Drive from near here to waaaay out there.
Drive from right now to waaaay back then.
Park in prehistoric Nevada.
"Most people don't know that in Southern Nevada, we had such large-scale, prehistoric populations," says Dr. Karen Harry, an archaeologist and professor in the anthropology department at the University of Nevada, Las Vegas. "It's kind of a big deal."
Read the entreaty posted in a display case -- "Please Don't Erase the Traces of the Past" -- and realize that long before Las Vegans and state historians linked that ethos to Strip hotel implosions, the Lost City Museum applied it to the ancient Anasazi Indians.
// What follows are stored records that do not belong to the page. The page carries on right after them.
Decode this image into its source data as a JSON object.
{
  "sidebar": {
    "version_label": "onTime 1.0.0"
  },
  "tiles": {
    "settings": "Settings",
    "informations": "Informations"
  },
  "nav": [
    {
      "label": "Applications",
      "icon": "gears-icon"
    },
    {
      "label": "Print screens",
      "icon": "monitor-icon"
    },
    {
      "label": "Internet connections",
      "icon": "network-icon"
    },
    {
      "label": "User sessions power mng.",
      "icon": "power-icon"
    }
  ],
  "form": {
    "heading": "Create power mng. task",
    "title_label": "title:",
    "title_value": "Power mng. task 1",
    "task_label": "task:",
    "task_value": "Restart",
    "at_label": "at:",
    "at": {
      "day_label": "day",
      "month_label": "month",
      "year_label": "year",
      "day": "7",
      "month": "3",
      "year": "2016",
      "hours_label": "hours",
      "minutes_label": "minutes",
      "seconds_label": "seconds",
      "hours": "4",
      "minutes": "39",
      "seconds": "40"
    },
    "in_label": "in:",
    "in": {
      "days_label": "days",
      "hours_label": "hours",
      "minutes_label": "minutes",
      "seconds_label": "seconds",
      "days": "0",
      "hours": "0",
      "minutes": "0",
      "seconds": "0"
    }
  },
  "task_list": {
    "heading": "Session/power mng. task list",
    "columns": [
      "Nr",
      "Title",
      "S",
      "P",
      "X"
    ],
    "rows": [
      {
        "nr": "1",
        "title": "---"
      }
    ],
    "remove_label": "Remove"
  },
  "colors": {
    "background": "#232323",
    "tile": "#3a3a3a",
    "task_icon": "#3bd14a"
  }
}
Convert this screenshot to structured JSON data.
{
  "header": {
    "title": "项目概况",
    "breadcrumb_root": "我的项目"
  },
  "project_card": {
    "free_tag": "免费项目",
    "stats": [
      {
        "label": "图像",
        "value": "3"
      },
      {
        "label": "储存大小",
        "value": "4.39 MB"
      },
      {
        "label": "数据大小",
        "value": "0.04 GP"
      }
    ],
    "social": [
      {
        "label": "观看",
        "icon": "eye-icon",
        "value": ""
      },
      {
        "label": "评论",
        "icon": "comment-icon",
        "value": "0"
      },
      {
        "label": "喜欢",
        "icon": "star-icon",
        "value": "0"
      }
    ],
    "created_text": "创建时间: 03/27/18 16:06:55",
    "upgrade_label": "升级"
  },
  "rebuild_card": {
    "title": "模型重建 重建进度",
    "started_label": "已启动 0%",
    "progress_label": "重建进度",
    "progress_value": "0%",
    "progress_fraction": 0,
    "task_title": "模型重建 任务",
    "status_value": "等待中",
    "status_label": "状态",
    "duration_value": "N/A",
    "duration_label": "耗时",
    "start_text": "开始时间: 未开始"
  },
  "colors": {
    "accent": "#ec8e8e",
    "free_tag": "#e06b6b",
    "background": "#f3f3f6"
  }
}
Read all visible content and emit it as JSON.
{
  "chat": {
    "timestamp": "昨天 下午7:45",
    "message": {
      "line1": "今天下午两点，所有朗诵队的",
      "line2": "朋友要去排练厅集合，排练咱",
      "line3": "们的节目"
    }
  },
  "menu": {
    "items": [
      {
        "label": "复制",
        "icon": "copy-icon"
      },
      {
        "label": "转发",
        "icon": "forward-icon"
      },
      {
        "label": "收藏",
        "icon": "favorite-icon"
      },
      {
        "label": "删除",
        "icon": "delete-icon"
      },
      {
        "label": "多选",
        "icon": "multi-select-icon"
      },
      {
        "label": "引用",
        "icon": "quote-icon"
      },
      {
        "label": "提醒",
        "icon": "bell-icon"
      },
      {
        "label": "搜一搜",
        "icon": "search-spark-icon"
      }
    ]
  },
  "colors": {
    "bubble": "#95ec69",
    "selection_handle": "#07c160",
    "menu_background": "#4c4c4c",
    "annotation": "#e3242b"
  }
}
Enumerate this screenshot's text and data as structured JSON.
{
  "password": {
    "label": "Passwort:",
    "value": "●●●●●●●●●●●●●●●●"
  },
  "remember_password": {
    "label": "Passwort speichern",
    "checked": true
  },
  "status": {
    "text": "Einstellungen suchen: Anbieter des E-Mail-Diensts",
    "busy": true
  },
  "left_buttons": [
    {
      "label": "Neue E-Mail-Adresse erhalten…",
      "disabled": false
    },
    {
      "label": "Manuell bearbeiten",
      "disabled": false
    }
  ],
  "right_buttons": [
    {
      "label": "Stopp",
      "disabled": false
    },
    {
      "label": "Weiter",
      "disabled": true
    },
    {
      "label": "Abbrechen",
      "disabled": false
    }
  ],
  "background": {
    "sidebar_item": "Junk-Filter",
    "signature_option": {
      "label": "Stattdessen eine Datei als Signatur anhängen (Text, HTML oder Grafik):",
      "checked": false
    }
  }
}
Reconstructing a long-ago culture with a bonanza of artifacts here, celebrating the Rat Pack matters less than being archaeological pack rats -- a mission the museum has been on for 75 years, marked by the ongoing "Building on the Past" exhibit through the end of the year.
"When I tell people I work for the Lost City Museum, they're like, 'Is that an old Western town-type of place?' " says museum curator Dena Sedar. "But there is interesting archaeology in this area and we would like people to learn about it."
Straight up Interstate 15, around 65 miles north of Las Vegas on the edge of rural Overton sits the adobe-style attraction, one of seven state-owned museums. Built in 1935 by the National Park Service and on the National Register of Historic Places, it's in a region that was once the western outpost of the Anasazi Indians ("The Ancient Ones"). That native culture lived for more than 1,000 years in the Moapa Valley, its archaeological remains comprising what is known as Pueblo Grande de Nevada.
"It was given the name, 'The Lost City' in the 1920s by the press, who really romanticized it," Sedar says. "It goes from where Lake Mead is now through the entire Moapa Valley."
Featuring photos, artifacts, archival materials and a timeline, "Building on the Past" examines the history of the museum, changes in archaeology and its impact on "Lost City" sites, some of which became more accessible after Lake Mead's water level dropped.
"In the 1930s, they dug a little differently than we do today," says Harry, who conducted digs at the sites in 2006 and 2009.
"They excavated every single room they saw. It wasn't their intention to leave anything behind. Some of these were under Lake Mead for years and years. Every time I hit a site, I never know if there's going to be anything there. To our great excitement, every time we've recovered information and found something useful."
Eclectic elements of the exhibit range from photos such as Fay Perkins Sr., museum curator from 1952-56, at an excavation site -- stylishly sporting a fedora that makes him look like Humphrey Bogart in "The Treasure of Sierra Madre" -- to a poster of a Nancy Drew mystery, 1975's "The Secret of the Forgotten City," referencing the sites in its plot about a treasure hidden in a city buried beneath the Nevada desert.
Elsewhere, displays include fragments of pottery made by the Anasazi and dating back to 1050 A.D., with explanations of restoration procedures; images of ancient petroglyphs; a cone-shaped "burden basket" used to gather seeds; and acrylic paintings donated by the Moapa Valley Art Guild.
Human remains that were once exhibited -- providing information on health, social structures and burial practices of the era -- are no longer displayed because of "a greater awareness of the wishes of descendents," one panel explains.
"The Anasazi thrived for a couple thousand years and then disappeared, and you find out why," Sedar says. "And you can see how their culture evolved while they were here. They didn't have pottery or the bow and arrow when they first settled here, but then there was this dramatic shift in their culture and they had pottery and the bow and arrow. To be able to see that in the archaeological record is pretty great."
Outside the museum, several pueblos reconstructed around 1935 afford children (and adults inclined to bend, crouch and crawl) the opportunity for a close-up view of the era's primitive living conditions.
Respecting both tribal traditions and the exacting work of archaeologists, one museum panel puts its mission into perspective:
"Science and traditional stories are just different ways of knowing. Science should be tempered with sensitivity for tradition, and tradition should benefit from the information science can provide."
Waaaay out here, both are used to re-create a world from waaaay back then.
Contact reporter Steve Bornfeld at sbornfeld@ reviewjournal.com or 702-383-0256.